United States District Court, D. Arizona
Honorable John J. Tuchi United States District Judge
issue is the Application to Proceed in District Court Without
Prepaying Fees or Costs filed by pro se Plaintiff
Tanya Winters (Doc. 2). Having determined that Plaintiff does
not have the means to pay the Court's fees in this case,
the Court grants the Application. However, as set forth
below, upon screening Plaintiff's Complaint (Doc. 1)
pursuant to 28 U.S.C. § 1915(e)(2), the Court finds that
the Complaint fails to state a claim or plausible grounds for
the Court's subject matter jurisdiction. The Court
therefore dismisses the Complaint without leave to amend.
28 U.S.C. § 1915(e)(2)
cases in which a party is permitted to proceed in forma
pauperis-that is, the party lacks the means to pay court
fees-Congress provided that a district court “shall
dismiss the case at any time if the court determines”
that the “allegation of poverty is untrue” or
that the “action or appeal” is “frivolous
or malicious, ” “fails to state a claim on which
relief may be granted, ” or “seeks monetary
relief against a defendant who is immune from such
relief.” 28 U.S.C. § 1915(e)(2). Section 1915(e)
applies to all in forma pauperis proceedings.
Lopez v. Smith, 203 F.3d 1122, 1129 (9th Cir. 2000).
“It is also clear that section 1915(e) not only permits
but requires a district court to dismiss an in forma
pauperis complaint that fails to state a claim.”
Id. at 1127.
Rule 8, Federal Rules of Civil Procedure
complaint must include “a short and plain statement of
the claim showing that the pleader is entitled to
relief.” Fed.R.Civ.P. 8(a)(2). The complaint must
contain “sufficient factual matter, accepted as true,
to ‘state a claim to relief that is plausible on its
face.'” Ashcroft v. Iqbal, 556 U.S. 662,
678 (2009) (quoting Bell Atl. Corp. v. Twombly, 550
U.S. 544, 570 (2007)). Even where a complaint has the factual
elements of a cause of action present but scattered
throughout the complaint and not organized into a
“short and plain statement of the claim, ” it may
be dismissed for failure to satisfy Rule 8(a). Sparling
v. Hoffman Constr. Co., 864 F.2d 635, 640 (9th Cir.
1988). A dismissal for failure to state a claim can be based

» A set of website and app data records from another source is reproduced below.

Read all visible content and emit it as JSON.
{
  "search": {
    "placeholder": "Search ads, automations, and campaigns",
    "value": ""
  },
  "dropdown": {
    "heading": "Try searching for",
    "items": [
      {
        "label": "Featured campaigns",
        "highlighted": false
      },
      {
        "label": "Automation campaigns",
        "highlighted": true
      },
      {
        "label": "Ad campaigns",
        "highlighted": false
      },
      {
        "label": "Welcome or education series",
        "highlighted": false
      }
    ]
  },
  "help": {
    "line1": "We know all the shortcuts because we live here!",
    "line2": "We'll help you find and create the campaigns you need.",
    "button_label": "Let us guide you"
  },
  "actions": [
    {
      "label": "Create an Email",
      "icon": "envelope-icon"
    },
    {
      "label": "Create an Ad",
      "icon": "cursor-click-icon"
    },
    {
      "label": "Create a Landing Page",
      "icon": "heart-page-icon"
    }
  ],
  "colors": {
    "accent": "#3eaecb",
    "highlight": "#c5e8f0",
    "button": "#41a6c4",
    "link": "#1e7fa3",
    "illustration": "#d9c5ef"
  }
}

on either (1) the lack of a cognizable legal theory or (2)
insufficient facts to support a cognizable legal claim.
Balistreri v. Pacifica Police Dep't, 901 F.2d
696, 699 (9th Cir. 1990).
Subject Matter Jurisdiction in Federal Court
state courts, federal courts only have jurisdiction over a
limited number of cases, and those cases typically involve
either a controversy between citizens of different states
(“diversity jurisdiction”) or a question of
federal law (“federal question jurisdiction”).
See 28 U.S.C. §§ 1331, 1332. The United
States Supreme Court has stated that a federal court must not
disregard or evade the limits on its subject matter
jurisdiction. Owen Equip. & Erections Co. v.
Kroger, 437 U.S. 365, 374 (1978). Thus, a federal court
is obligated to inquire into its subject matter jurisdiction
in each case and to dismiss a case when subject matter
jurisdiction is lacking. See Valdez v. Allstate Ins.
Co., 372 F.3d 1115, 1116 (9th Cir. 2004); Fed.R.Civ.P.
8(a) provides that “[a] pleading that states a claim
for relief must contain: (1) a short and plain statement of
the grounds for the court's jurisdiction.” In other
words, to proceed in federal court, a plaintiff must allege
enough in the complaint for the court to conclude it has
subject matter jurisdiction. See Charles Alan Wright
& Arthur R. Miller, 5 Fed. Practice &
Procedure § 1206 (3d ed. 2014).
Failure to State a Federal Claim
Complaint, Plaintiff first attempts to raise a federal claim
against two private entities, Defendants F-N-F Construction
and Zurich American Insurance Company, under the Fair Labor
Standards Act, 29 U.S.C. § 201 et seq.
(“FLSA”), for “failing to pay workers
compensation when [Plaintiff] is known to be disabled
throughout many appeals.” (Doc. 1 at 3-4.) Workers'
compensation is a creature of state law, not federal statutes
like the FLSA, and a claim of failure to pay workers'
compensation benefits thus arises only under state law.
Plaintiff does not raise a state law claim here, but even if
she did, this Court would lack subject matter jurisdiction
over such a claim, as detailed more fully below. As a result,
the Court must dismiss this claim without leave to amend.
See Lopez, 203 F.3d at 1130.
second attempt to raise a federal claim is under 42 U.S.C.
§ 1983 against the same two private entity Defendants
for creating an unsafe construction zone. (Doc. 1 at 20-22.)
To state a § 1983 claim, a plaintiff must first allege
state action by Defendants. Determining whether an entity is
subject to suit under § 1983 is the “same question
posed in cases arising under the Fourteenth Amendment: is the
alleged infringement of federal rights fairly attributable to
the [government]?” Sutton v. Providence St. Joseph
Med. Ctr., 192 F.3d 826, 835 (9th Cir. 1999) (citing
Rendell-Baker v. Kohn, 457 U.S. 830, 838 (1982)).
The Complaint contains no non-conclusory allegation
supporting an inference that the Defendant construction and
insurance companies were state actors, which is fatal to